DEAR MAYO CLINIC: I recently became extremely ill from what turned out to be a peptic ulcer caused by H. pylori. Until that time, I had no symptoms of acid reflux or pain. What causes peptic ulcers? What are the chances I will have a recurrence?
ANSWER: Peptic ulcers are open sores that develop within the inner lining of your esophagus, stomach, or the upper part of your small intestine. They generally occur when there's more acid in your digestive tract than your body is able to neutralize. The acid can eat through the digestive tract lining, resulting in an ulcer and often causing significant pain. There are quite a few causes of peptic ulcers. But most of these ulcers are caused by either H. pylori infection or nonsteroidal anti-inflammatory drugs.
inflammation in the stomach or small intestine lining and result in a peptic ulcer.

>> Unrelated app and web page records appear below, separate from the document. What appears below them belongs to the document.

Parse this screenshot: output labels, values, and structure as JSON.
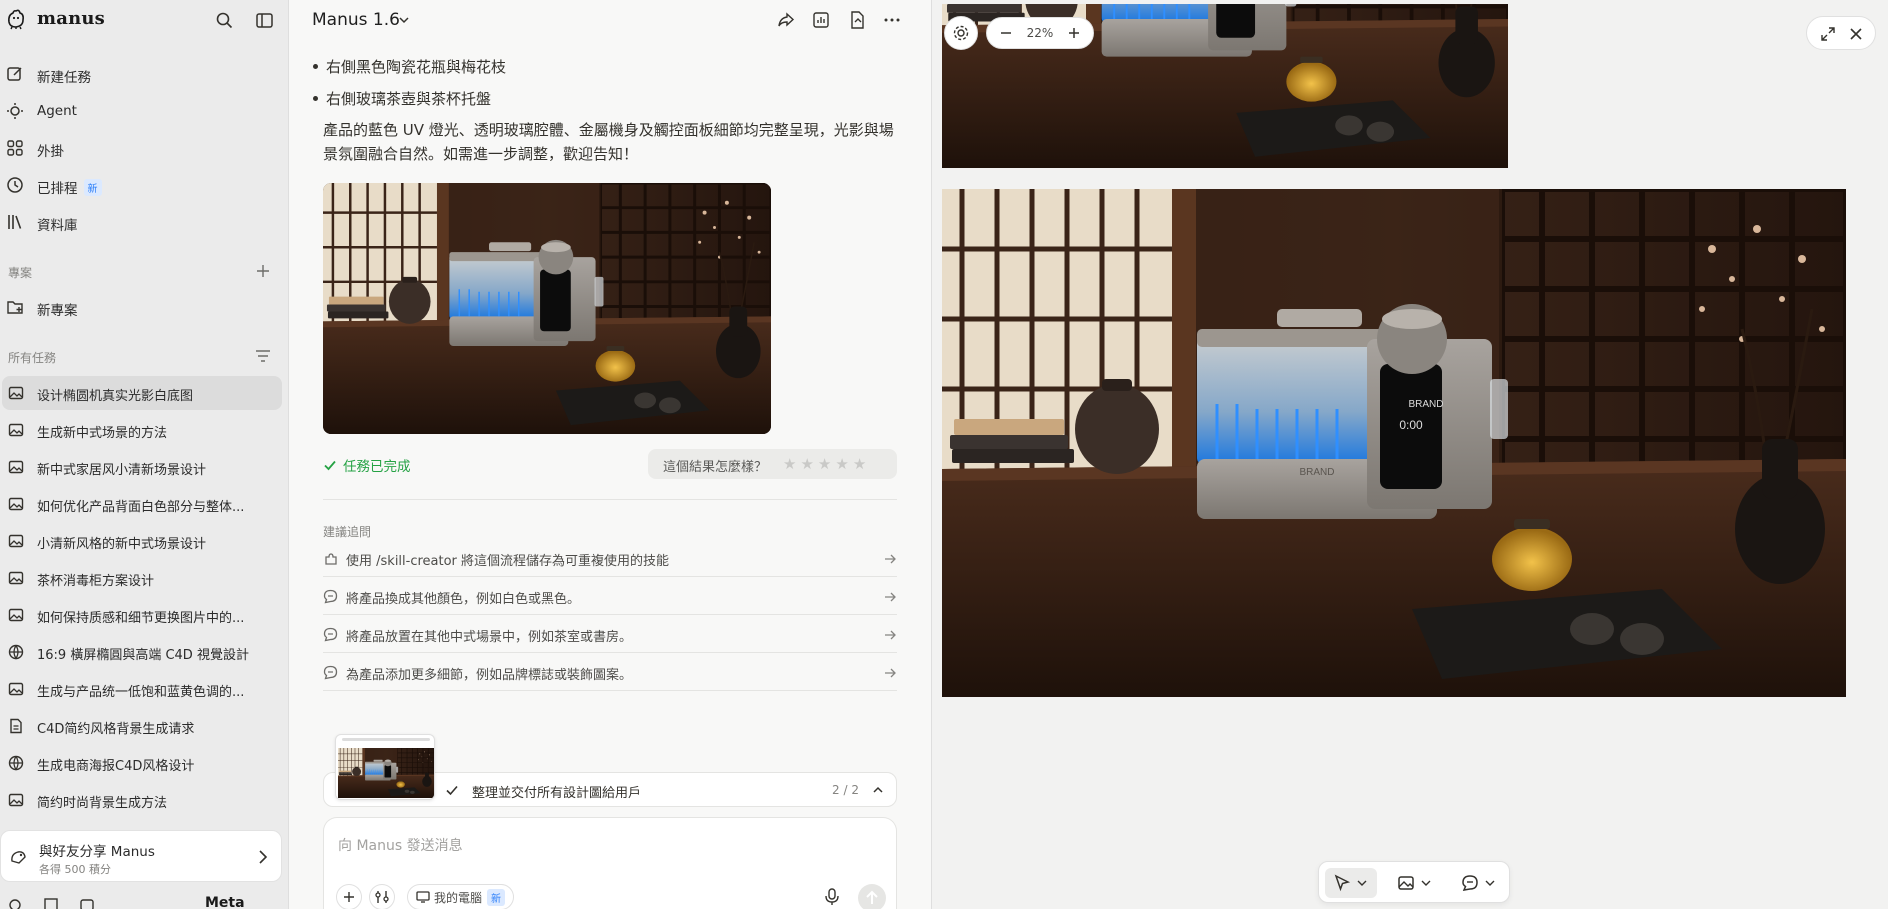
{
  "sidebar": {
    "brand": "manus",
    "nav": [
      {
        "label": "新建任務",
        "icon": "edit-icon"
      },
      {
        "label": "Agent",
        "icon": "agent-icon"
      },
      {
        "label": "外掛",
        "icon": "plugin-icon"
      },
      {
        "label": "已排程",
        "icon": "clock-icon",
        "badge": "新"
      },
      {
        "label": "資料庫",
        "icon": "library-icon"
      }
    ],
    "projects_title": "專案",
    "new_project": "新專案",
    "tasks_title": "所有任務",
    "tasks": [
      {
        "label": "设计椭圆机真实光影白底图",
        "icon": "image-icon",
        "active": true
      },
      {
        "label": "生成新中式场景的方法",
        "icon": "image-icon"
      },
      {
        "label": "新中式家居风小清新场景设计",
        "icon": "image-icon"
      },
      {
        "label": "如何优化产品背面白色部分与整体...",
        "icon": "image-icon"
      },
      {
        "label": "小清新风格的新中式场景设计",
        "icon": "image-icon"
      },
      {
        "label": "茶杯消毒柜方案设计",
        "icon": "image-icon"
      },
      {
        "label": "如何保持质感和细节更换图片中的...",
        "icon": "image-icon"
      },
      {
        "label": "16:9 橫屏橢圓與高端 C4D 視覺設計",
        "icon": "globe-icon"
      },
      {
        "label": "生成与产品统一低饱和蓝黄色调的...",
        "icon": "image-icon"
      },
      {
        "label": "C4D简约风格背景生成请求",
        "icon": "document-icon"
      },
      {
        "label": "生成电商海报C4D风格设计",
        "icon": "globe-icon"
      },
      {
        "label": "简约时尚背景生成方法",
        "icon": "image-icon"
      }
    ],
    "share": {
      "title": "與好友分享 Manus",
      "subtitle": "各得 500 積分"
    },
    "footer_text": "Meta"
  },
  "chat": {
    "title": "Manus 1.6",
    "bullets": [
      "右側黑色陶瓷花瓶與梅花枝",
      "右側玻璃茶壺與茶杯托盤"
    ],
    "paragraph": "產品的藍色 UV 燈光、透明玻璃腔體、金屬機身及觸控面板細節均完整呈現，光影與場景氛圍融合自然。如需進一步調整，歡迎告知！",
    "status": "任務已完成",
    "rating_question": "這個結果怎麼樣？",
    "rating_stars": 0,
    "suggest_label": "建議追問",
    "suggestions": [
      {
        "label": "使用 /skill-creator 將這個流程儲存為可重複使用的技能",
        "icon": "puzzle-icon"
      },
      {
        "label": "將產品換成其他顏色，例如白色或黑色。",
        "icon": "chat-bubble-icon"
      },
      {
        "label": "將產品放置在其他中式場景中，例如茶室或書房。",
        "icon": "chat-bubble-icon"
      },
      {
        "label": "為產品添加更多細節，例如品牌標誌或裝飾圖案。",
        "icon": "chat-bubble-icon"
      }
    ],
    "task_progress": {
      "label": "整理並交付所有設計圖給用戶",
      "count": "2 / 2"
    },
    "composer": {
      "placeholder": "向 Manus 發送消息",
      "pc_label": "我的電腦",
      "pc_badge": "新"
    }
  },
  "preview": {
    "zoom": "22%",
    "product_brand": "BRAND",
    "panel_display": "0:00"
  },
  "colors": {
    "accent_blue": "#2d7ff9",
    "success_green": "#25a244",
    "sidebar_bg": "#ebebeb"
  }
}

It's not clear how people get H. pylori infection. It may be related to close personal contact with another person who is infected, or it could be transmitted through eating and drinking. You can have an H. pylori infection for years and not know it. In many people, the infection does not cause any problems.
When an H. pylori infection does lead to a peptic ulcer, the treatment typically includes an antibiotic to kill the bacterium, along with a medication to lower the amount of acid and help the tissue heal. The best choice for this is a medication called a proton pump inhibitor that blocks cells' ability to make acid. Once the infection is eliminated, the likelihood that you will get another ulcer from H. pylori is very low.

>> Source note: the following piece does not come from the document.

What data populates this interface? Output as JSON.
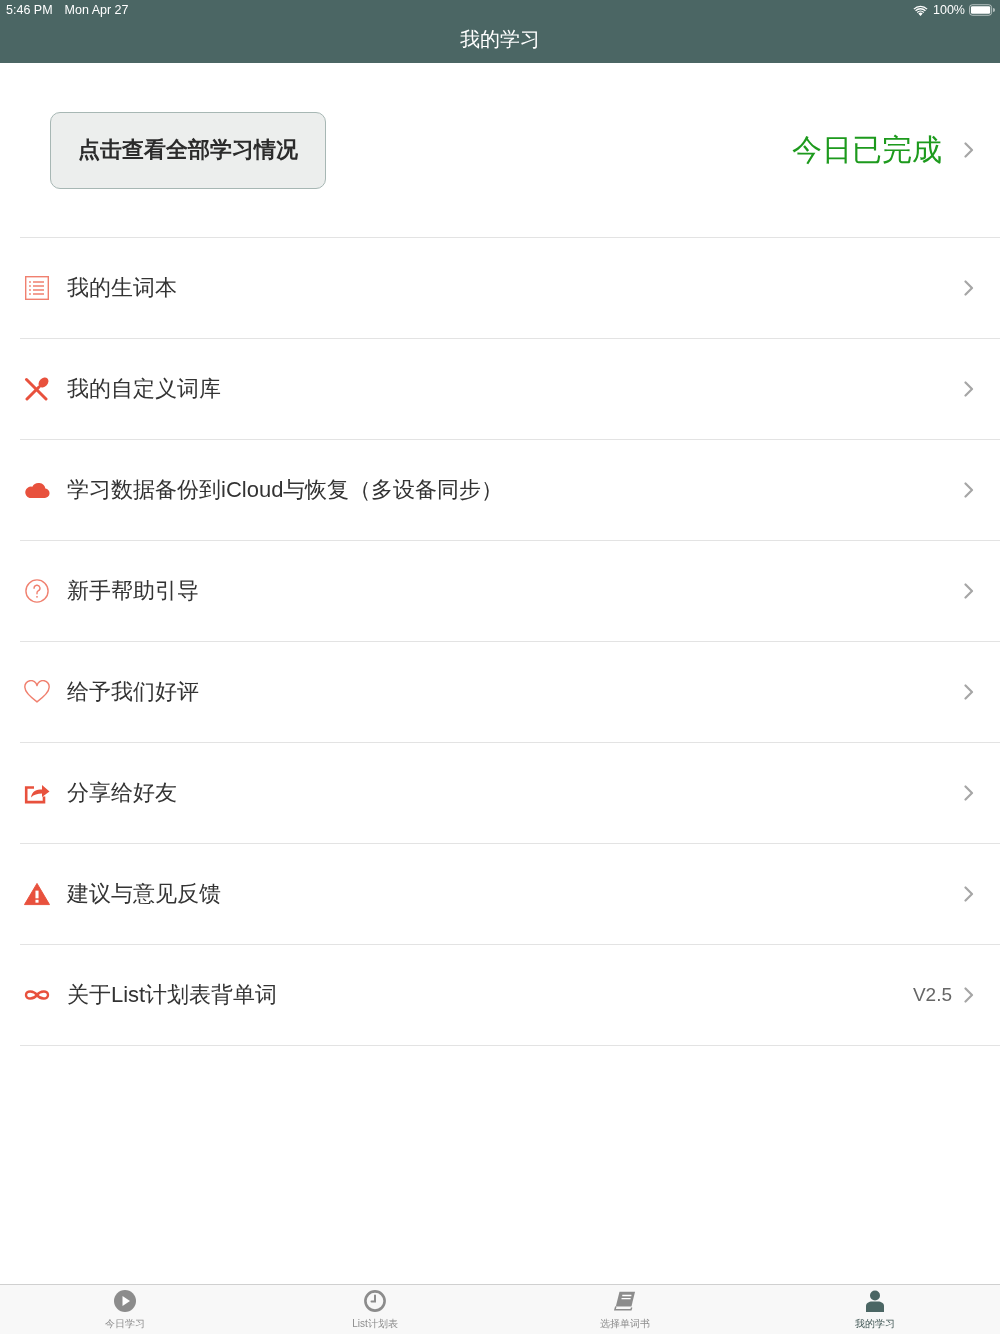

Peptic ulcers also can be a result of regular use of nonsteroidal anti-inflammatory drugs, also called NSAIDs. These include pain relievers such as aspirin, ibuprofen and naproxen, among others. Treatment of peptic ulcers caused by these medications does not require an antibiotic, as with H. pylori infection. Instead, it may involve changing medications or using a different dose of NSAIDs. Acid-reducing medications are also used to treat ulcers associated with NSAIDs and may be needed for several months or more to promote complete healing.

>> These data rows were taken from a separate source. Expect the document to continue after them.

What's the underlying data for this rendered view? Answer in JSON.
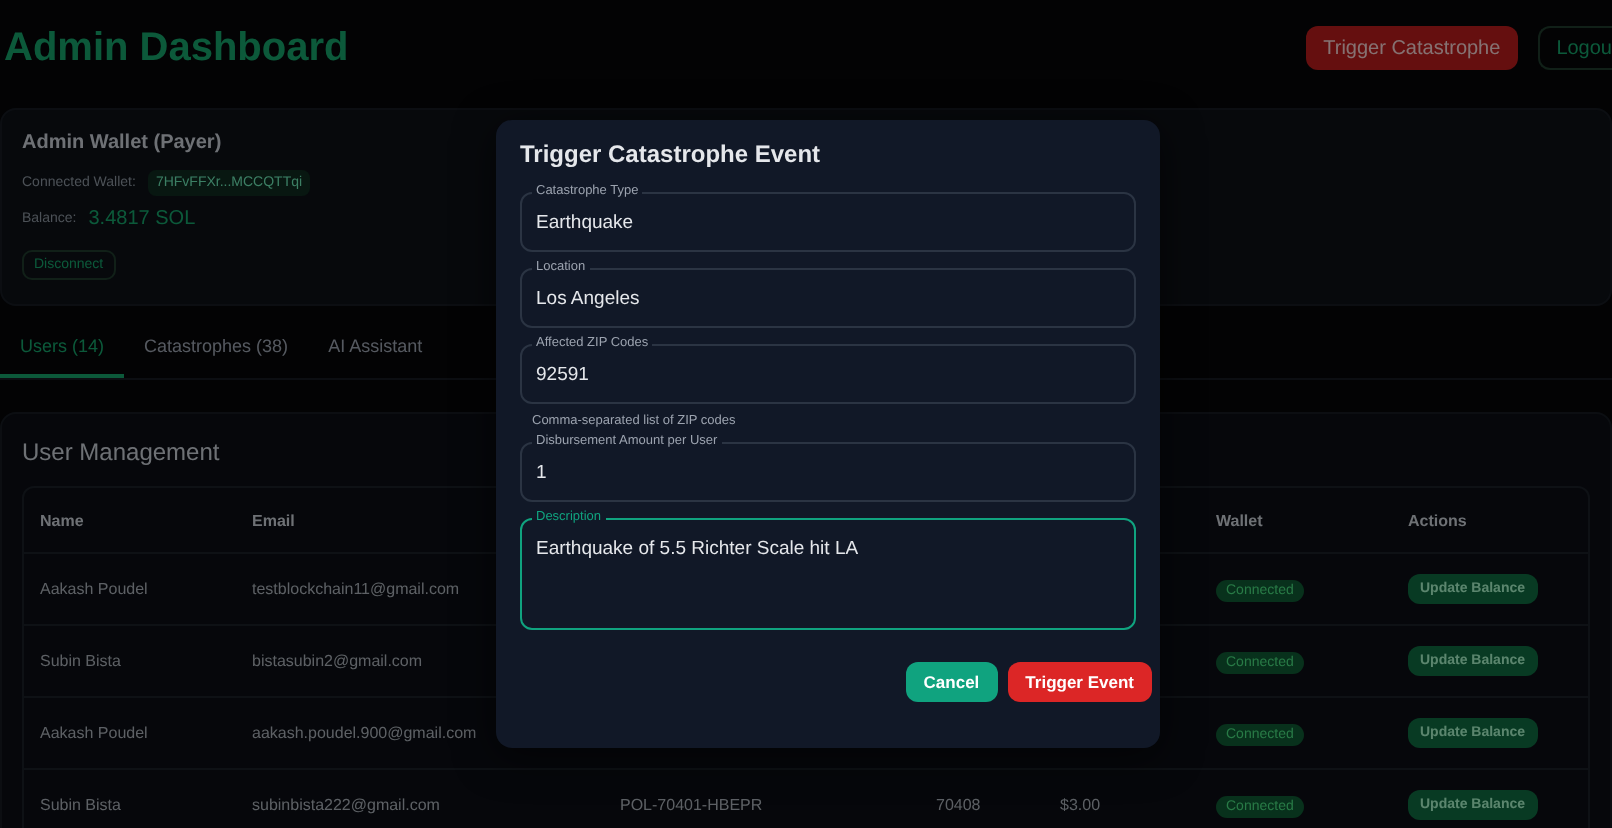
{
  "header": {
    "title": "Admin Dashboard",
    "buttons": [
      {
        "label": "Trigger Catastrophe",
        "kind": "danger"
      },
      {
        "label": "Logou",
        "kind": "outline"
      }
    ]
  },
  "wallet_card": {
    "title": "Admin Wallet (Payer)",
    "connected_label": "Connected Wallet:",
    "address": "7HFvFFXr...MCCQTTqi",
    "balance_label": "Balance:",
    "balance": "3.4817 SOL",
    "disconnect": "Disconnect"
  },
  "tabs": [
    {
      "label": "Users (14)",
      "selected": true
    },
    {
      "label": "Catastrophes (38)",
      "selected": false
    },
    {
      "label": "AI Assistant",
      "selected": false
    }
  ],
  "user_management": {
    "title": "User Management",
    "columns": [
      "Name",
      "Email",
      "Wallet",
      "Actions"
    ],
    "rows": [
      {
        "name": "Aakash Poudel",
        "email": "testblockchain11@gmail.com",
        "wallet": "Connected",
        "action": "Update Balance"
      },
      {
        "name": "Subin Bista",
        "email": "bistasubin2@gmail.com",
        "wallet": "Connected",
        "action": "Update Balance"
      },
      {
        "name": "Aakash Poudel",
        "email": "aakash.poudel.900@gmail.com",
        "wallet": "Connected",
        "action": "Update Balance"
      },
      {
        "name": "Subin Bista",
        "email": "subinbista222@gmail.com",
        "column_3": "POL-70401-HBEPR",
        "column_4": "70408",
        "column_5": "$3.00",
        "wallet": "Connected",
        "action": "Update Balance"
      }
    ]
  },
  "dialog": {
    "title": "Trigger Catastrophe Event",
    "fields": [
      {
        "label": "Catastrophe Type",
        "value": "Earthquake",
        "kind": "input",
        "focused": false
      },
      {
        "label": "Location",
        "value": "Los Angeles",
        "kind": "input",
        "focused": false
      },
      {
        "label": "Affected ZIP Codes",
        "value": "92591",
        "kind": "input",
        "focused": false,
        "helper": "Comma-separated list of ZIP codes"
      },
      {
        "label": "Disbursement Amount per User",
        "value": "1",
        "kind": "input",
        "focused": false
      },
      {
        "label": "Description",
        "value": "Earthquake of 5.5 Richter Scale hit LA",
        "kind": "textarea",
        "focused": true
      }
    ],
    "buttons": [
      {
        "label": "Cancel",
        "kind": "secondary"
      },
      {
        "label": "Trigger Event",
        "kind": "danger"
      }
    ]
  }
}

Less common causes of peptic ulcers include other drugs, such as some used to treat osteoporosis, as well as tumors such as gastrinomas and disorders that cause inflammation, including Crohn's disease.
If you have a peptic ulcer, there are steps you can take that may help reduce pain and discomfort, and promote healing. If you use NSAIDs regularly for pain relief, ask your doctor whether switching to another type of pain reliever, such as acetaminophen, could be a good choice for you. Don't smoke, and limit the amount of alcohol you drink. Both smoking and too much alcohol can lead to problems with the mucous lining in your stomach and intestines. Smoking also increases stomach acid.
Finally, if you have a peptic ulcer, try to lower stress in your life. Although it does not cause ulcers, stress can make the symptoms of a peptic ulcer worse. -- David S. Loeb, M.D., Gastroenterology, Mayo Clinic, Jacksonville, Fla.
(Medical Edge from Mayo Clinic is an educational resource and doesn't replace regular medical care. To submit a question, write to: email@example.com. For health information, visit http://www.mayoclinic.com.)